Share “Oklahoma City adds two electric cars to fleet”

Oklahoma City adds two electric cars to fleet

Oklahoma City has added two electric cars to its fleet in an attempt to cut down on fuel costs. The city has its own charging station soon to go live near the Civic Center Music Hall downtown, and charging stations for the public could be installed soon in at least two other spots nearby.
BY MICHAEL KIMBALL Published: November 12, 2012

Oklahoma City officials hope taking short trips in town in electric cars will help put a dent in the city's massive fuel budget.

The city is experimenting with the use of electric cars, starting with two Nissan Leaf sedans bought with the help of a grant secured by the Association of Central Oklahoma Governments.

“It costs about $2.30 for this car to travel 100 miles,” said Paula Falkenstein, director of the city's General Services Department. “Our fuel budget is about $4.5 million a year. Two dollars and thirty cents for about 100 miles sounds pretty good to us.”

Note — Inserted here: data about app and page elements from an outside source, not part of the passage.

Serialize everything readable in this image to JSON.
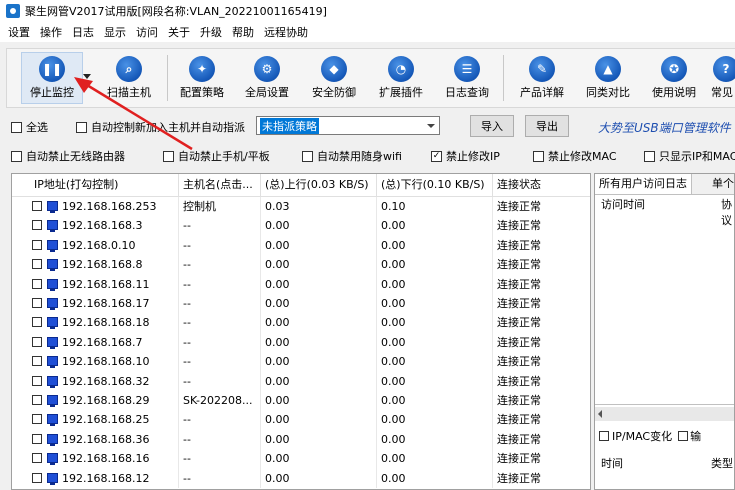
{
  "window": {
    "title": "聚生网管V2017试用版[网段名称:VLAN_20221001165419]"
  },
  "menu": [
    "设置",
    "操作",
    "日志",
    "显示",
    "访问",
    "关于",
    "升级",
    "帮助",
    "远程协助"
  ],
  "toolbar": {
    "buttons": [
      {
        "label": "停止监控",
        "icon": "pause-icon"
      },
      {
        "label": "扫描主机",
        "icon": "magnifier-icon"
      },
      {
        "label": "配置策略",
        "icon": "policy-icon"
      },
      {
        "label": "全局设置",
        "icon": "gear-icon"
      },
      {
        "label": "安全防御",
        "icon": "shield-icon"
      },
      {
        "label": "扩展插件",
        "icon": "plugin-icon"
      },
      {
        "label": "日志查询",
        "icon": "log-icon"
      },
      {
        "label": "产品详解",
        "icon": "product-icon"
      },
      {
        "label": "同类对比",
        "icon": "compare-icon"
      },
      {
        "label": "使用说明",
        "icon": "manual-icon"
      },
      {
        "label": "常见",
        "icon": "faq-icon"
      }
    ]
  },
  "controls": {
    "select_all": "全选",
    "auto_control": "自动控制新加入主机并自动指派",
    "policy_select": "未指派策略",
    "import_btn": "导入",
    "export_btn": "导出",
    "slogan": "大势至USB端口管理软件",
    "opts": [
      {
        "label": "自动禁止无线路由器",
        "checked": false
      },
      {
        "label": "自动禁止手机/平板",
        "checked": false
      },
      {
        "label": "自动禁用随身wifi",
        "checked": false
      },
      {
        "label": "禁止修改IP",
        "checked": true
      },
      {
        "label": "禁止修改MAC",
        "checked": false
      },
      {
        "label": "只显示IP和MAC",
        "checked": false
      }
    ]
  },
  "table": {
    "headers": [
      "IP地址(打勾控制)",
      "主机名(点击...",
      "(总)上行(0.03 KB/S)",
      "(总)下行(0.10 KB/S)",
      "连接状态"
    ],
    "rows": [
      [
        "192.168.168.253",
        "控制机",
        "0.03",
        "0.10",
        "连接正常"
      ],
      [
        "192.168.168.3",
        "--",
        "0.00",
        "0.00",
        "连接正常"
      ],
      [
        "192.168.0.10",
        "--",
        "0.00",
        "0.00",
        "连接正常"
      ],
      [
        "192.168.168.8",
        "--",
        "0.00",
        "0.00",
        "连接正常"
      ],
      [
        "192.168.168.11",
        "--",
        "0.00",
        "0.00",
        "连接正常"
      ],
      [
        "192.168.168.17",
        "--",
        "0.00",
        "0.00",
        "连接正常"
      ],
      [
        "192.168.168.18",
        "--",
        "0.00",
        "0.00",
        "连接正常"
      ],
      [
        "192.168.168.7",
        "--",
        "0.00",
        "0.00",
        "连接正常"
      ],
      [
        "192.168.168.10",
        "--",
        "0.00",
        "0.00",
        "连接正常"
      ],
      [
        "192.168.168.32",
        "--",
        "0.00",
        "0.00",
        "连接正常"
      ],
      [
        "192.168.168.29",
        "SK-202208...",
        "0.00",
        "0.00",
        "连接正常"
      ],
      [
        "192.168.168.25",
        "--",
        "0.00",
        "0.00",
        "连接正常"
      ],
      [
        "192.168.168.36",
        "--",
        "0.00",
        "0.00",
        "连接正常"
      ],
      [
        "192.168.168.16",
        "--",
        "0.00",
        "0.00",
        "连接正常"
      ],
      [
        "192.168.168.12",
        "--",
        "0.00",
        "0.00",
        "连接正常"
      ]
    ]
  },
  "right_panel": {
    "tabs": [
      "所有用户访问日志",
      "单个"
    ],
    "col1": "访问时间",
    "col2": "协议",
    "section2_check": "IP/MAC变化",
    "section2_extra": "输",
    "col3": "时间",
    "col4": "类型"
  },
  "annotation_color": "#e02020"
}
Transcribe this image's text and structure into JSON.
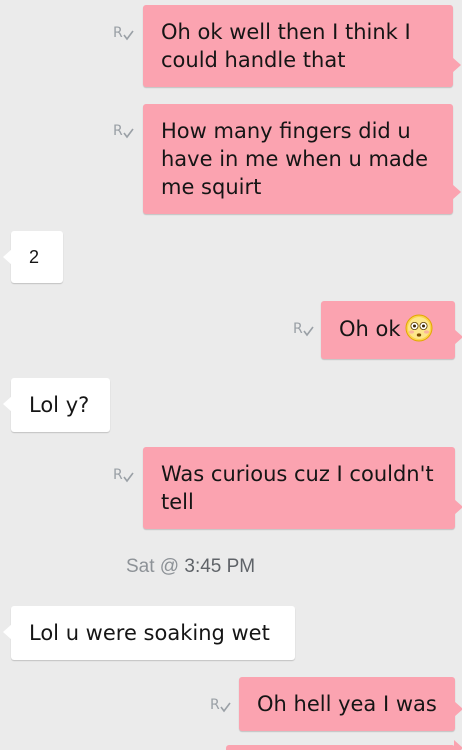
{
  "messages": [
    {
      "from": "me",
      "text": "Oh ok well then I think I could handle that",
      "receipt": "R"
    },
    {
      "from": "me",
      "text": "How many fingers did u have in me when u made me squirt",
      "receipt": "R"
    },
    {
      "from": "them",
      "text": "2"
    },
    {
      "from": "me",
      "text": "Oh ok",
      "emoji": "flushed-face-emoji",
      "receipt": "R"
    },
    {
      "from": "them",
      "text": "Lol y?"
    },
    {
      "from": "me",
      "text": "Was curious cuz I couldn't tell",
      "receipt": "R"
    },
    {
      "from": "them",
      "text": "Lol u were soaking wet"
    },
    {
      "from": "me",
      "text": "Oh hell yea I was",
      "receipt": "R"
    }
  ],
  "timestamp": {
    "day": "Sat @",
    "time": "3:45 PM"
  },
  "colors": {
    "sent_bubble": "#fba3b0",
    "received_bubble": "#ffffff",
    "background": "#ebebeb",
    "timestamp": "#8d9297"
  }
}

The cars, decorated with distinctive artwork highlighting their use of electric power, can be used for any one of a number of short trips around Oklahoma City that employees have to make.

For now, the cars are charged overnight at a city garage. But when power is connected to a new charging station outside of Civic Center Music Hall downtown, the cars can be charged there.

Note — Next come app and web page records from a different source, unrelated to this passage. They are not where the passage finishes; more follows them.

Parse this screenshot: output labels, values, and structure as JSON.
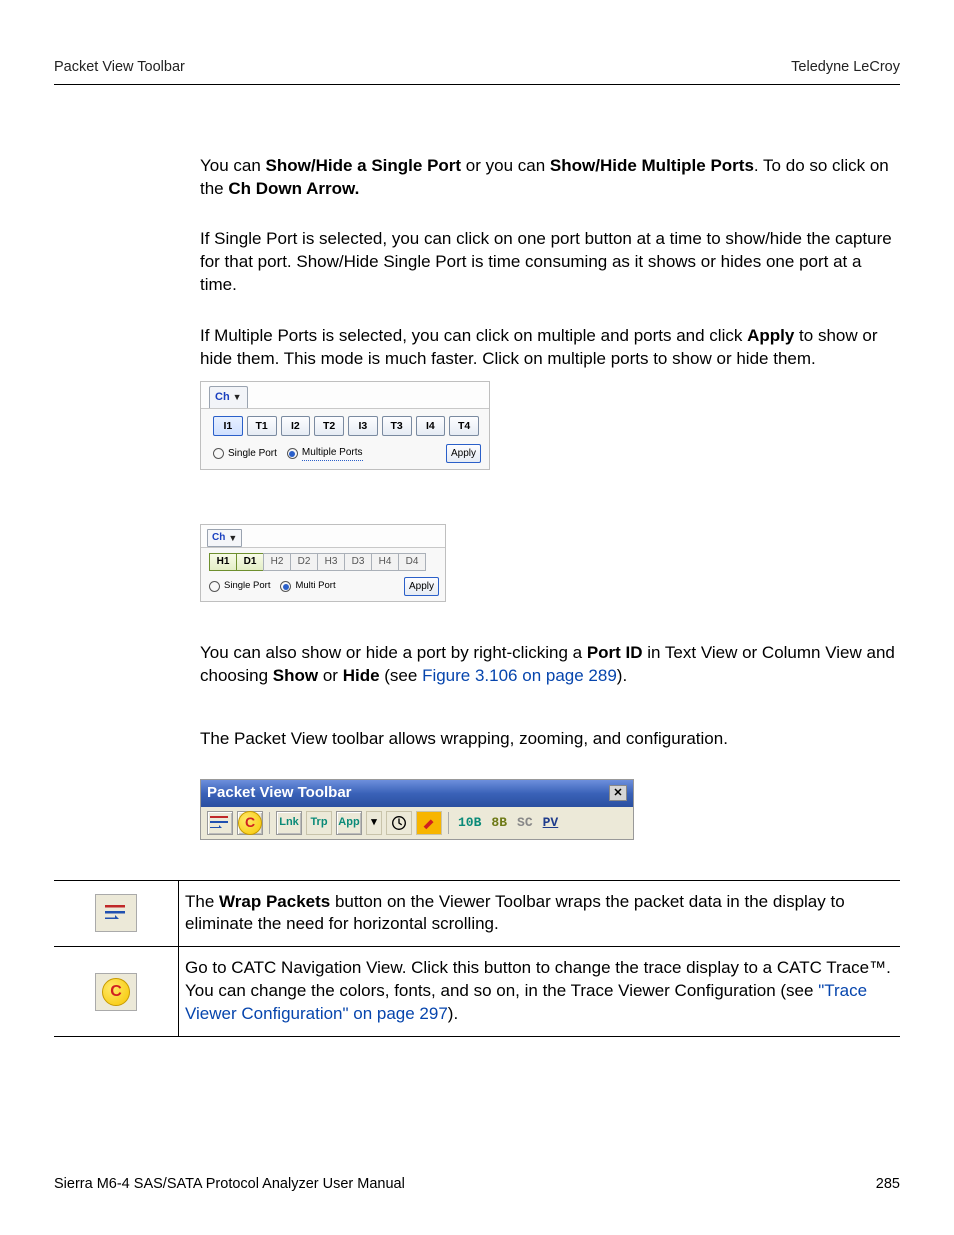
{
  "header": {
    "left": "Packet View Toolbar",
    "right": "Teledyne LeCroy"
  },
  "para1": {
    "pre": "You can ",
    "b1": "Show/Hide a Single Port",
    "mid": " or you can ",
    "b2": "Show/Hide Multiple Ports",
    "post": ". To do so click on the ",
    "b3": "Ch Down Arrow.",
    "tail": ""
  },
  "para2": "If Single Port is selected, you can click on one port button at a time to show/hide the capture for that port. Show/Hide Single Port is time consuming as it shows or hides one port at a time.",
  "para3": {
    "pre": "If Multiple Ports is selected, you can click on multiple and ports and click ",
    "b1": "Apply",
    "post": " to show or hide them. This mode is much faster. Click on multiple ports to show or hide them."
  },
  "panel1": {
    "tab": "Ch",
    "ports": [
      "I1",
      "T1",
      "I2",
      "T2",
      "I3",
      "T3",
      "I4",
      "T4"
    ],
    "radio_single": "Single Port",
    "radio_multi": "Multiple Ports",
    "apply": "Apply"
  },
  "panel2": {
    "tab": "Ch",
    "ports": [
      "H1",
      "D1",
      "H2",
      "D2",
      "H3",
      "D3",
      "H4",
      "D4"
    ],
    "radio_single": "Single Port",
    "radio_multi": "Multi Port",
    "apply": "Apply"
  },
  "para4": {
    "pre": "You can also show or hide a port by right-clicking a ",
    "b1": "Port ID",
    "mid": " in Text View or Column View and choosing ",
    "b2": "Show",
    "or": " or ",
    "b3": "Hide",
    "see_pre": " (see ",
    "link": "Figure 3.106 on page 289",
    "see_post": ")."
  },
  "para5": "The Packet View toolbar allows wrapping, zooming, and configuration.",
  "toolbar": {
    "title": "Packet View Toolbar",
    "items": {
      "lnk": "Lnk",
      "trp": "Trp",
      "app": "App",
      "t10": "10B",
      "t8": "8B",
      "sc": "SC",
      "pv": "PV"
    }
  },
  "table": {
    "row1": {
      "pre": "The ",
      "b": "Wrap Packets",
      "post": " button on the Viewer Toolbar wraps the packet data in the display to eliminate the need for horizontal scrolling."
    },
    "row2": {
      "line1": "Go to CATC Navigation View. Click this button to change the trace display to a CATC Trace™.",
      "line2a": "You can change the colors, fonts, and so on, in the Trace Viewer Configuration (see ",
      "link": "\"Trace Viewer Configuration\" on page 297",
      "line2b": ")."
    }
  },
  "footer": {
    "left": "Sierra M6-4 SAS/SATA Protocol Analyzer User Manual",
    "right": "285"
  }
}
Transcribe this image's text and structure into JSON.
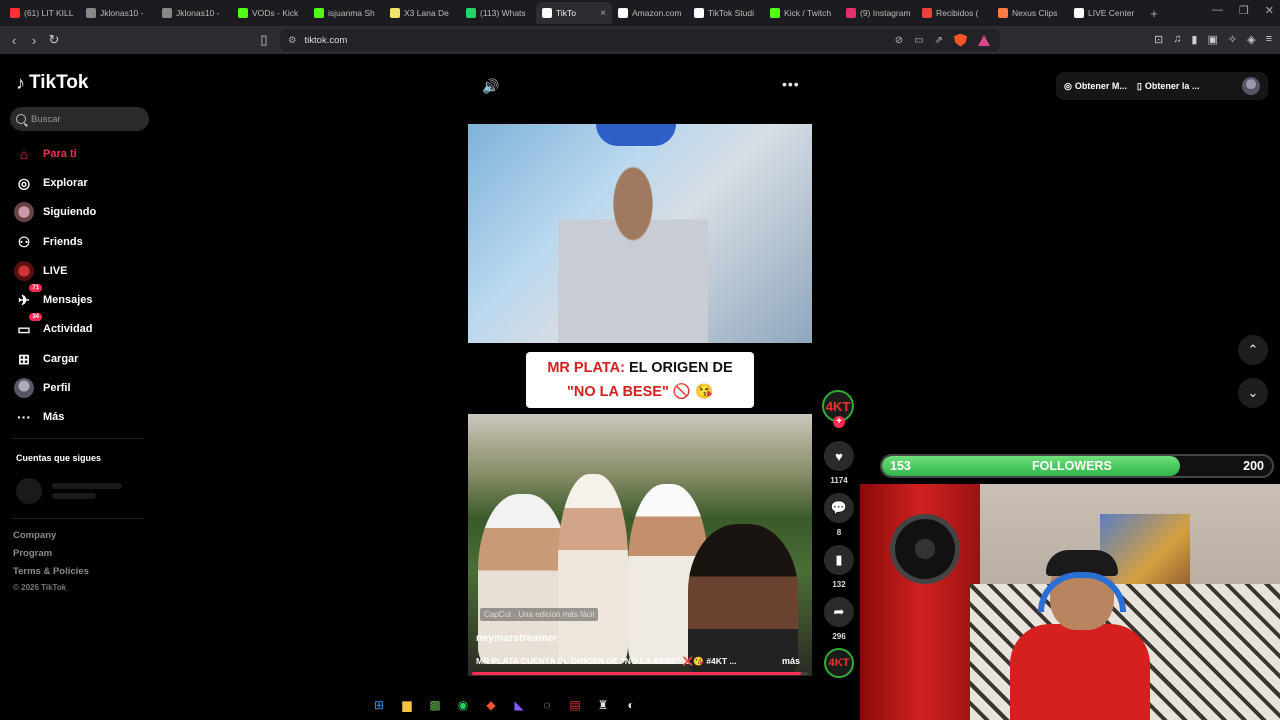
{
  "browser": {
    "tabs": [
      {
        "label": "(61) LIT KILL",
        "color": "#ff3030"
      },
      {
        "label": "Jklonas10 -",
        "color": "#888888"
      },
      {
        "label": "Jklonas10 -",
        "color": "#888888"
      },
      {
        "label": "VODs - Kick",
        "color": "#53fc18"
      },
      {
        "label": "isjuanma Sh",
        "color": "#53fc18"
      },
      {
        "label": "X3 Lana De",
        "color": "#f2e36b"
      },
      {
        "label": "(113) Whats",
        "color": "#25d366"
      },
      {
        "label": "TikTo",
        "color": "#ffffff",
        "active": true
      },
      {
        "label": "Amazon.com",
        "color": "#ffffff"
      },
      {
        "label": "TikTok Studi",
        "color": "#ffffff"
      },
      {
        "label": "Kick / Twitch",
        "color": "#53fc18"
      },
      {
        "label": "(9) Instagram",
        "color": "#e1306c"
      },
      {
        "label": "Recibidos (",
        "color": "#ea4335"
      },
      {
        "label": "Nexus Clips",
        "color": "#ff7a45"
      },
      {
        "label": "LIVE Center",
        "color": "#ffffff"
      }
    ],
    "tab_close": "×",
    "new_tab": "+",
    "url": "tiktok.com"
  },
  "sidebar": {
    "logo_text": "TikTok",
    "search_placeholder": "Buscar",
    "items": [
      {
        "label": "Para ti",
        "icon": "home-icon",
        "glyph": "⌂"
      },
      {
        "label": "Explorar",
        "icon": "compass-icon",
        "glyph": "◎"
      },
      {
        "label": "Siguiendo",
        "icon": "following-avatar-icon",
        "glyph": ""
      },
      {
        "label": "Friends",
        "icon": "friends-icon",
        "glyph": "⚇"
      },
      {
        "label": "LIVE",
        "icon": "live-avatar-icon",
        "glyph": ""
      },
      {
        "label": "Mensajes",
        "icon": "messages-icon",
        "glyph": "✈",
        "badge": "71"
      },
      {
        "label": "Actividad",
        "icon": "activity-icon",
        "glyph": "▭",
        "badge": "34"
      },
      {
        "label": "Cargar",
        "icon": "upload-icon",
        "glyph": "⊞"
      },
      {
        "label": "Perfil",
        "icon": "profile-avatar-icon",
        "glyph": ""
      },
      {
        "label": "Más",
        "icon": "more-dots-icon",
        "glyph": "···"
      }
    ],
    "following_title": "Cuentas que sigues",
    "footer": {
      "company": "Company",
      "program": "Program",
      "terms": "Terms & Policies",
      "copyright": "© 2026 TikTok"
    }
  },
  "video": {
    "caption_line1_red": "MR PLATA:",
    "caption_line1_rest": " EL ORIGEN DE",
    "caption_line2_red": "\"NO LA BESE\"",
    "caption_line2_emoji": " 🚫 😘",
    "capcut": "CapCut · Una edición más fácil",
    "username": "neymarstreamer",
    "description": "MR PLATA CUENTA EL ORIGEN DE \"NO LA BESE\" ❌😘 #4KT ...",
    "more": "más",
    "progress": 0.98
  },
  "actions": {
    "creator_badge": "4KT",
    "likes": "1174",
    "comments": "8",
    "saves": "132",
    "shares": "296"
  },
  "topright": {
    "pill1": "Obtener M...",
    "pill2": "Obtener la ..."
  },
  "overlay": {
    "followers_current": "153",
    "followers_label": "FOLLOWERS",
    "followers_goal": "200",
    "followers_progress": 0.765
  }
}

At least two other electric car charging stations, which unlike the city's will be available for use by the general public, are planned for the downtown area in other projects.

Joining forces

The use of electric cars is not the city's first foray into using fleet vehicles powered by alternative sources.

Oklahoma City has nearly 400 vehicles across city departments that are hybrids or powered by alternative energy sources like compressed natural gas and biodiesel, and it has a fast-fill CNG station at its fleet headquarters paid for by federal grant money.

The ACOG grant paid for the price difference between the city's new electric cars and what a similar, conventionally powered sedan would have cost. The city's cost was about $40,000 for the two cars, with an additional $36,000 provided through ACOG for the price difference and charging station.


  1. 1
    World’s biggest beer makers agree to join forces
  2. 2
    Florida woman Periscopes while drunk driving
  3. 3
    Steve Spurrier is retiring immediately as South Carolina’s football coach
  4. 4
    Aunt sues 12-year-old nephew for $127,000
  5. 5
    More Americans Choosing To Renounce Citizenship Rather Than Pay Taxes
+ show more


× Trending energy Article